Georgia Folklore Collection, courtesy of the Walter J. Brown Media Archives and Peabody Awards Collection, University of Georgia Libraries, Athens, Georgia via the Digital Library of Georgia.

We are excited to announce the arrival of the Georgia Folklore Collection through our partnership with the Walter J. Brown Media Archives and Peabody Awards Collection. The Georgia Folklore Collection includes over one thousand hours of music, interviews, and storytelling.

The Georgia Folklore Collection consists primarily of field recordings made by Art Rosenbaum donated to the University of Georgia Libraries Media Archives in 1987. The collection also contains associated collections of sound and video recordings from around Georgia, including those made between 1955 and 1983 by volunteers from the Georgia Folklore Society.  Some of the artists represented in the collection include the Tanner family, Reverend Howard Finster, the McIntosh County Shouters, Doodle Thrower and the Golden River Grass, Neal Pattman, Joe Rakestraw, Jake Staggers, the Eller brothers, Doc and Lucy Barnes, Nathaniel and Fleeta Mitchell, R. A. Miller, W. Guy Bruce, Precious Bryant, and many more.

Ruta Abolins, the director of the Walter J. Brown Media Archives and Peabody Awards Collection describes the history of the collection: “The field recordings of the Georgia Folklore Collection were gathered by individuals wanting to collect music and the musicians unique to Georgia. In that group were people like Art Rosenbaum, now a retired art professor at the University of Georgia, George Mitchell, a music historian, and others who collected the recordings during the 1950s to 1980s. They were inspired by the work of Alan Lomax and the field recordings he made all over the world.” Abolins notes:  “The collection as a whole is so rich and diverse that anyone with even a passing interest in music or folklife can find something interesting and informative. I just hope that the content is used to educate, entertain, and inspire.”

Abolins describes the process of making this collection available online:  “We decided what should be digitized and the analog to digital file creation was taken care of by a vendor. We had gathered our basic metadata together and provided that information to the Digital Library of Georgia. The DLG then created the records for the DPLA and now we are represented in a fantastic portal that leads to digital content from all across the United States. It is a win-win-win-win project. Great for the Brown Media Archives, great for the Digital Library of Georgia, great for the Digital Public Library of America, and most importantly a great win for the American people.”
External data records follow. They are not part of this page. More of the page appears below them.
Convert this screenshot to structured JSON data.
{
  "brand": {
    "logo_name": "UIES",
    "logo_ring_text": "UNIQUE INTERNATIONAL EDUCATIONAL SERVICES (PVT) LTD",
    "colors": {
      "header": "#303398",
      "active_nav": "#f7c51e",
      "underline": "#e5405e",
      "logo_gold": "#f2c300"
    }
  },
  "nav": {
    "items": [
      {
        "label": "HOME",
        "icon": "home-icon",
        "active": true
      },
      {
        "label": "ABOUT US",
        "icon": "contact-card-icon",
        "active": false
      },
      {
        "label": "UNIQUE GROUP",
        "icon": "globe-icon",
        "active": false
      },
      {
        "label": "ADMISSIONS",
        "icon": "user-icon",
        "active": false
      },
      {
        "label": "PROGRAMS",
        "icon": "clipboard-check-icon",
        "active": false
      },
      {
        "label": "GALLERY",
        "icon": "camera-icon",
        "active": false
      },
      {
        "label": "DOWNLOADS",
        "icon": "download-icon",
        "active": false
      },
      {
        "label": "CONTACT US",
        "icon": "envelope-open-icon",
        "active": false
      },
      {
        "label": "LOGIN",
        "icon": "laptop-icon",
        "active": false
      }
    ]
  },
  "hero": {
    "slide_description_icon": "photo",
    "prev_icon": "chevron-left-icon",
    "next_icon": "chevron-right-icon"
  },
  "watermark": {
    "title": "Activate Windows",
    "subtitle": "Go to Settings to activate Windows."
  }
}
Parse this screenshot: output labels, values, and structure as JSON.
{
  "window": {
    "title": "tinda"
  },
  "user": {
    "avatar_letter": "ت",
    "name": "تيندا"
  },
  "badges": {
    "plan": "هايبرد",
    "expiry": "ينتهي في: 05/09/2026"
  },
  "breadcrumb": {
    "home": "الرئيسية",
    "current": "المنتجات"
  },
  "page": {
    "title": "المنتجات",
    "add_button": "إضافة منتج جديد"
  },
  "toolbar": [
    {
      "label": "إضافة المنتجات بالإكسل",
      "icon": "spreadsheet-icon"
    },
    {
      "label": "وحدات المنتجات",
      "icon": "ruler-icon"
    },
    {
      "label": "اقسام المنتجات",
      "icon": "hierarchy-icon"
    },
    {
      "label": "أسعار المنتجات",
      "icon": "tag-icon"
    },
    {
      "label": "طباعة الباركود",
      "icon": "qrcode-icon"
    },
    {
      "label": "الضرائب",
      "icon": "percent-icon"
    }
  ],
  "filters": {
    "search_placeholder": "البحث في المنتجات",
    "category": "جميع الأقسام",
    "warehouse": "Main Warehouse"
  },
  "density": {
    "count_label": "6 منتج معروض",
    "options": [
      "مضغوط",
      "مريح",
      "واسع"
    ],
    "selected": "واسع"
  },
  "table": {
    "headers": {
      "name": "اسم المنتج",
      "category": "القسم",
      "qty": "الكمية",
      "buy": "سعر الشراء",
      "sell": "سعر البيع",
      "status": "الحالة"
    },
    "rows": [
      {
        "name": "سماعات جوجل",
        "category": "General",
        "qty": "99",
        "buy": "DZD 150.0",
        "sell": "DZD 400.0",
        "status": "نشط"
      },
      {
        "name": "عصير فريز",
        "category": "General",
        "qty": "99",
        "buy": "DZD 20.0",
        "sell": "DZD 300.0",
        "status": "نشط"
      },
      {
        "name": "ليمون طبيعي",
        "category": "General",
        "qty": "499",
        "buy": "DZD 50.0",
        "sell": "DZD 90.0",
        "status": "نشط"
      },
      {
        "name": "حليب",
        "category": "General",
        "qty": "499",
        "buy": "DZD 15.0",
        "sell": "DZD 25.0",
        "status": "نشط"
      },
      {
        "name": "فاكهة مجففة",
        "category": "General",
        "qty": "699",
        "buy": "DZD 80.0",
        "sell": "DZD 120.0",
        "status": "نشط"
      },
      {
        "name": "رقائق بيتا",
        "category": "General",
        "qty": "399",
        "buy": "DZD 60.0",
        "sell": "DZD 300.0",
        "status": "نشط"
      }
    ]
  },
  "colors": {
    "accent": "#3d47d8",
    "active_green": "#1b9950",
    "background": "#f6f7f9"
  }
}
We hope that you take some time to explore the Georgia Folklore Collection and learn more about the Georgia artists represented therein.